Why It Matters: Therapy and Treatment

This photo depicts a large group of people sitting in a circle on the beach.

Figure 1. Many forms of therapy have been developed to treat a wide array of problems. These marines who served in Iraq and Afghanistan, together with community mental health volunteers, are part of the Ocean Therapy program at Camp Pendleton, a program in which learning to surf is combined with group discussions. The program helps vets recover, especially vets who suffer from post-traumatic stress disorder (PTSD).

What comes to mind when you think about therapy for psychological problems? You might picture someone lying on a couch talking about his childhood while the therapist sits and takes notes, à la Sigmund Freud. But can you envision a therapy session in which someone is wearing virtual reality headgear to conquer a fear of snakes?

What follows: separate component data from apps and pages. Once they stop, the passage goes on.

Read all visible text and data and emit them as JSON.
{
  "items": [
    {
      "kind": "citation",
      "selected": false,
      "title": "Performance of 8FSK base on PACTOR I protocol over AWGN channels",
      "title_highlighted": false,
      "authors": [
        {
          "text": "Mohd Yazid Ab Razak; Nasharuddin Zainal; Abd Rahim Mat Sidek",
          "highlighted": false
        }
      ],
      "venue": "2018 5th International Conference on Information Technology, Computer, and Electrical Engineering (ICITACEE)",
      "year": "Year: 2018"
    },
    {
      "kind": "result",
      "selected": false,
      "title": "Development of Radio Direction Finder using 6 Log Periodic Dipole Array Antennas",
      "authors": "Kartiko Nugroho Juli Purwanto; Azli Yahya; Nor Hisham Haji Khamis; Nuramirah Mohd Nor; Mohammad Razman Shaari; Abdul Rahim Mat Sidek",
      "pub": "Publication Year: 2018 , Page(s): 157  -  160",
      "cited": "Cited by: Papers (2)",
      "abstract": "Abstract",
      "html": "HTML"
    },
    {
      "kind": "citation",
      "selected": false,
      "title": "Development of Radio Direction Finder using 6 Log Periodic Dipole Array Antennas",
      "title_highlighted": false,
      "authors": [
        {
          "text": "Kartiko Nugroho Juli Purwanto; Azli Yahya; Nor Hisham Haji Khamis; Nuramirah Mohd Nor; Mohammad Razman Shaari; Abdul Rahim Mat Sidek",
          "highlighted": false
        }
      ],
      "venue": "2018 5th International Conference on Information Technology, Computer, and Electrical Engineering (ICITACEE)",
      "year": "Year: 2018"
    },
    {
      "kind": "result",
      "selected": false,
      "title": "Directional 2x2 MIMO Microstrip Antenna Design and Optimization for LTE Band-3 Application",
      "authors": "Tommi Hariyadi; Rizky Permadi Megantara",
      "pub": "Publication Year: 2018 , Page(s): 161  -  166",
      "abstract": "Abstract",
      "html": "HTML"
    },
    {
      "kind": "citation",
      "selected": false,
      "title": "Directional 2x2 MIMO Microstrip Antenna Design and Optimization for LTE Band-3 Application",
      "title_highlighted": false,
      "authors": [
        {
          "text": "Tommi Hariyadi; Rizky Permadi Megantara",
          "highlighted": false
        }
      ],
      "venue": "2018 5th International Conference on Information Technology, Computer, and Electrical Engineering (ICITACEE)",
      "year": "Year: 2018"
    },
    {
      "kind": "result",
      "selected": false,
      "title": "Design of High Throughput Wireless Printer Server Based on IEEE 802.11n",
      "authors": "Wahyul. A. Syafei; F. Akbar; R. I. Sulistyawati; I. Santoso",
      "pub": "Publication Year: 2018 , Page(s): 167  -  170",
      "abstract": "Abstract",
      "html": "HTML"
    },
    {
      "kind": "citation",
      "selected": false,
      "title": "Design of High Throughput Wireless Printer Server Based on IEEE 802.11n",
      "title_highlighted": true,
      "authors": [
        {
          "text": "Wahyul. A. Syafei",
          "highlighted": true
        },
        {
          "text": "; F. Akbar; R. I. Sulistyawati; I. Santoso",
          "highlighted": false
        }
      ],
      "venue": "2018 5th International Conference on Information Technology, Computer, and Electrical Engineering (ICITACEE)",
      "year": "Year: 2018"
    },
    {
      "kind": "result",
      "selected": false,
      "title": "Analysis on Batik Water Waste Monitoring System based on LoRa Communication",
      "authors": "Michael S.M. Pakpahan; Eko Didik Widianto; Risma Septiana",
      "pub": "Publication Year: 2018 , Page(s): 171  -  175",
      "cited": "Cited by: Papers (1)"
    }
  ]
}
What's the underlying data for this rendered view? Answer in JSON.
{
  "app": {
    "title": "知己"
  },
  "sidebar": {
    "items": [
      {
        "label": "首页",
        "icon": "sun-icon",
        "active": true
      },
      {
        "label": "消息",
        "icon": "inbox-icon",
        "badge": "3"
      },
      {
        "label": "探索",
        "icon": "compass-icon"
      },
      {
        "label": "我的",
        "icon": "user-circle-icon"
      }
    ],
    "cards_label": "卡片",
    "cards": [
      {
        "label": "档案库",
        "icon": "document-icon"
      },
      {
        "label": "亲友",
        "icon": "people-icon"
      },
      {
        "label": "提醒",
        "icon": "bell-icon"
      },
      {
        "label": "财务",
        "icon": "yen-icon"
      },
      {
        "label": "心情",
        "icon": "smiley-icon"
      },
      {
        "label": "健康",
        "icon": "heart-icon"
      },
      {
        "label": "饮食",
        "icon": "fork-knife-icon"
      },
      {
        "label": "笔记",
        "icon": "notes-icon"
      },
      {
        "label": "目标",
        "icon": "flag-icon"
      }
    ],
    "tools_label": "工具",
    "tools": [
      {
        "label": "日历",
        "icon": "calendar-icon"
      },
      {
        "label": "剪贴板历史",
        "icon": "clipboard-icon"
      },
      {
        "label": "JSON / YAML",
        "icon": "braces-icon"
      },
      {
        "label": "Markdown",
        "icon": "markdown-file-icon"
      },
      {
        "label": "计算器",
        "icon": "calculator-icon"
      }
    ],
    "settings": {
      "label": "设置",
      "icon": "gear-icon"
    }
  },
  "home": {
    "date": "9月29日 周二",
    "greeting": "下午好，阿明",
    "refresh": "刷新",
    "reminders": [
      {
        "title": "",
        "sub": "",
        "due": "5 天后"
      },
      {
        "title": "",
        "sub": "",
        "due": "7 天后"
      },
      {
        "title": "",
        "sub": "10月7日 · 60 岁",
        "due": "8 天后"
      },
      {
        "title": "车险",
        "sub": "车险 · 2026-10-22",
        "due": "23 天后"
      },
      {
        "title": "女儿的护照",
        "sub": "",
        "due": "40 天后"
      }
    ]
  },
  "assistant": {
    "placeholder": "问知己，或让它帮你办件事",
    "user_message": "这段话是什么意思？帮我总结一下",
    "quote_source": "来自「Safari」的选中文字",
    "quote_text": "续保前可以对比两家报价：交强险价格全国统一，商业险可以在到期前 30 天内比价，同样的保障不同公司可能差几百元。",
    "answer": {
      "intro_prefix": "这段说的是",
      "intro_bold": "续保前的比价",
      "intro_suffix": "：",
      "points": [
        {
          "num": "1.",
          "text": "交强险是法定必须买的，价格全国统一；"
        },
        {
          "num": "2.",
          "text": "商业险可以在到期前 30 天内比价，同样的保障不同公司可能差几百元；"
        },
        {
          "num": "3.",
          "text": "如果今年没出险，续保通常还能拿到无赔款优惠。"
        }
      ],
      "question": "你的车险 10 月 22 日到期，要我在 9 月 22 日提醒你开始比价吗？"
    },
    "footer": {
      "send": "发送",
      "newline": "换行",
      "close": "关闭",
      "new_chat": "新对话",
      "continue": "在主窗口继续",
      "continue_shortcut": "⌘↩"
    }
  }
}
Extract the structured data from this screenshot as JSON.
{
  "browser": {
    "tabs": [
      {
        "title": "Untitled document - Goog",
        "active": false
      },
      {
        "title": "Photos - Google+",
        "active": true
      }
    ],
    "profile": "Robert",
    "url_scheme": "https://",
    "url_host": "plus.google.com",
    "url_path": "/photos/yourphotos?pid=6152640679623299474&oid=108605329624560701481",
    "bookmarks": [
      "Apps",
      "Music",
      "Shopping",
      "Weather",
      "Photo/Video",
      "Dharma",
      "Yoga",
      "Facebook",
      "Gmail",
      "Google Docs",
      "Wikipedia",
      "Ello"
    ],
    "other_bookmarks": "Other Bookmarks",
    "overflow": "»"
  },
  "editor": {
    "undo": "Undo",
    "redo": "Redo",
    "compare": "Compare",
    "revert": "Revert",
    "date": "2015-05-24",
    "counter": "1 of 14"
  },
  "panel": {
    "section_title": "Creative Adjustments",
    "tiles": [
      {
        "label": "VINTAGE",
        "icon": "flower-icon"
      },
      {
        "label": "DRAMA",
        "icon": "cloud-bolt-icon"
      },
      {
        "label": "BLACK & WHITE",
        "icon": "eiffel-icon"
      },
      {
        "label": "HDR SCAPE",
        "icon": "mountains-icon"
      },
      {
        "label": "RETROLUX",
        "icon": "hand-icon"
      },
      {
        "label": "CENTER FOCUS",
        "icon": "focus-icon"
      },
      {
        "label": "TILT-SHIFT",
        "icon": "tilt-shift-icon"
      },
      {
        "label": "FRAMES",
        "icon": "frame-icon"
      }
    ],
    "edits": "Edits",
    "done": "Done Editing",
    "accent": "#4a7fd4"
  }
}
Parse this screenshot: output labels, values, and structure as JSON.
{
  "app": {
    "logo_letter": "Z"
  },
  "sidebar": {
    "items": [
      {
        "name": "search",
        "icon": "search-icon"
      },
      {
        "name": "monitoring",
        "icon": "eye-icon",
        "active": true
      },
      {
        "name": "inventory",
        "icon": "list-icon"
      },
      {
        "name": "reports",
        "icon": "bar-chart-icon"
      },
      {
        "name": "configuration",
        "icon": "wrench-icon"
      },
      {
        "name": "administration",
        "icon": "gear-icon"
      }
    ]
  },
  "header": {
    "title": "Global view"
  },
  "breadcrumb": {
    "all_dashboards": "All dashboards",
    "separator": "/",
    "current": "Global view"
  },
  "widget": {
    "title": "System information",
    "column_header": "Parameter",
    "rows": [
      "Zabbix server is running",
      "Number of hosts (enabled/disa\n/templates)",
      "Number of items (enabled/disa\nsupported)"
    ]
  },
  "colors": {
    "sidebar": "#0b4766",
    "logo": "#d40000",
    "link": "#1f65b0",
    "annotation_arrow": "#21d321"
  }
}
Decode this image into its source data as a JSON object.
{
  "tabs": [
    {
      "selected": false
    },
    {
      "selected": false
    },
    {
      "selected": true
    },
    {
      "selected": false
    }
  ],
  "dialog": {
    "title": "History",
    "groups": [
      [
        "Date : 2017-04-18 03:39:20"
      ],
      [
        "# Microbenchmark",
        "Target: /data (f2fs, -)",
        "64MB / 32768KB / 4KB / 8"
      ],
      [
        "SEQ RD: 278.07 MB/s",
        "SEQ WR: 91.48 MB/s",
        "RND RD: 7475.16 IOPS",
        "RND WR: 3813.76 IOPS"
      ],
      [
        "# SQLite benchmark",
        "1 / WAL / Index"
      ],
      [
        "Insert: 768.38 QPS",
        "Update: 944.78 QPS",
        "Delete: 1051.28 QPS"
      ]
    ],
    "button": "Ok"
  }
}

In this chapter, you will see that approaches to therapy include both psychological and biological interventions, all with the goal of alleviating distress. Because psychological problems can originate from various sources—biology, genetics, childhood experiences, conditioning, and sociocultural influences—psychologists have developed many different therapeutic techniques and approaches. For example, some psychologists believe that psychotherapy should involve a close personal relationship between therapist and client, while others believe their main responsibility is to help the patient change behavior. The Ocean Therapy program shown in Figure 1 uses multiple approaches to support the mental health of veterans in the group.